Live imaging was conducted by placing 10 worms on a slide with a fresh 2% agarose pad and 10 µl of anesthetic (2 mM tetramisole in M9 buffer). A glass coverslip was then placed on top of the worms and agarose pad and the space between the agarose pad and the edges of the coverslip were filled by pipetting M9 under the coverslip. Live images were taken on a Zeiss LSM880 confocal microscope using either the 40x (Figure 1A, B, C, & F) or the 63x (Figure 1D & E) objectives. Image processing and analysis was done on Fiji Is Just ImageJ (Schindelin et al. 2012).
Embryonic viability assays for the wild type (N2) and top-2(av87) [top-2::gfp] strains were conducted at 20°C. Both strains were grown on MYOB petri dishes inoculated with the E. coli (OP50). Ten L4 hermaphrodite larvae of each strain were put onto separate plates and allowed to grow and lay eggs for 16-24 h (one worm per plate). After each 24 h period, the adult (parent) worm was transferred onto a fresh plate until no additional embryos were produced. The total number of progeny (larvae and dead embryos) were counted one day after the parent was transferred.
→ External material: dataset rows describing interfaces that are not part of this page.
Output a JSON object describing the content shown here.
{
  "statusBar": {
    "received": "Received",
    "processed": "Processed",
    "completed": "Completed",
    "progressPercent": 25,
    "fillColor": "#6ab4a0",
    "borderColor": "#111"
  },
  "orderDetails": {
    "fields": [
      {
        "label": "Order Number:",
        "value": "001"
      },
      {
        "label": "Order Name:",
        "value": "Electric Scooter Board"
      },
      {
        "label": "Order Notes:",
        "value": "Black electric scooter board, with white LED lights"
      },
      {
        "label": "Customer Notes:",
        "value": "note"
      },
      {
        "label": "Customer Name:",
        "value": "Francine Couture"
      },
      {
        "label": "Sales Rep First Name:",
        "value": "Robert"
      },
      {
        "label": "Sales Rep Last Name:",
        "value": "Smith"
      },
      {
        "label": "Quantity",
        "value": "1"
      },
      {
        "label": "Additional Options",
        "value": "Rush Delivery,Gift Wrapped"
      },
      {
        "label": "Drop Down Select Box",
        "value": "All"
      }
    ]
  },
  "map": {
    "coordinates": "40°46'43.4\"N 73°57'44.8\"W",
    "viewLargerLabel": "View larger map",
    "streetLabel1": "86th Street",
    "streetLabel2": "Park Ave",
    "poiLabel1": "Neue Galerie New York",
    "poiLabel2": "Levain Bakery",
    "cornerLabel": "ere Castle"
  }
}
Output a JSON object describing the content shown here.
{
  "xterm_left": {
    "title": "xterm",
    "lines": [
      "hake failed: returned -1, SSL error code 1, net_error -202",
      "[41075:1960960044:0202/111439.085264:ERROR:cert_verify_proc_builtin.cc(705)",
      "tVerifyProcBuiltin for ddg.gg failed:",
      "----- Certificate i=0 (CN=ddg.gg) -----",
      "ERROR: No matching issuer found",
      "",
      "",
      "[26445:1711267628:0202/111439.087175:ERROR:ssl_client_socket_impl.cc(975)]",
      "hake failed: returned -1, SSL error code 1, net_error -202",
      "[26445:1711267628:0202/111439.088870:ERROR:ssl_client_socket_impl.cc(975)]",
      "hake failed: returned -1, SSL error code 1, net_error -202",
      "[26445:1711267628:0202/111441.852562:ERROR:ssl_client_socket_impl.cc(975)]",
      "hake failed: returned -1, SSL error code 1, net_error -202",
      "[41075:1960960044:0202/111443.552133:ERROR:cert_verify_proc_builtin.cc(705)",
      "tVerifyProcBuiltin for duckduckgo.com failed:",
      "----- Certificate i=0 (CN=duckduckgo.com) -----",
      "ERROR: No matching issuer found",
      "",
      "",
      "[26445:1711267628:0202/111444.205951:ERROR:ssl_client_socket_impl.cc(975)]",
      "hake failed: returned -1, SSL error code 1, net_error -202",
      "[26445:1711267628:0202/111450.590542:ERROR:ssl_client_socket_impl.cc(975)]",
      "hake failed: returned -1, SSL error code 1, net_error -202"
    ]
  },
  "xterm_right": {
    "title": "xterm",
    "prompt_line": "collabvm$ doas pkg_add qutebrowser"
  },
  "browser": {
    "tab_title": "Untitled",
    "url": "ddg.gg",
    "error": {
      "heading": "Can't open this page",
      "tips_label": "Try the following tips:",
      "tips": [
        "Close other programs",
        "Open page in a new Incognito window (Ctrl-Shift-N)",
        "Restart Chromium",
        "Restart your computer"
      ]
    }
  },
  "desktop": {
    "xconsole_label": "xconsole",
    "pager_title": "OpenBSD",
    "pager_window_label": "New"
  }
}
Three independent trials were conducted for each strain.
Brood sizes were determined by placing a single L4 hermaphrodite for both strains [N2 and top-2(av87) (top-2::gfp)] on a 35 mm MYOB plate spotted with E. coli (OP50). Each hermaphrodite was allowed to lay embryos for 24 h at 20°C. After 24 h the hermaphrodite was transferred to a fresh plate until no more embryos were produced (two additional transfers). Total brood size was calculated by adding together live larvae and dead embryos produced from a single hermaphrodite.
AG332 top-2(av87) [top-2::gfp] is available from the Jaramillo-Lambert Lab.
N2 is available from the CGC.
We would like to thank Andy Golden for his support in starting the study of C. elegans TOP-2 during meiosis.
This work was supported by a grant R03HD098244 from the National Institutes of Health to A.J.L and by the Institutional Development Award (IDeA) from the National Institute of Health’s National Institute of General Medical Sciences under grant number P20GM103446. Microscopy access was supported by grants from the NIH-NIGMS (P20 GM103446), the NSF (IIA-1301765) and the State of Delaware.
HistoryReceived: May 16, 2021
Revision received: May 24, 2021
Accepted: May 25, 2021
Published: May 28, 2021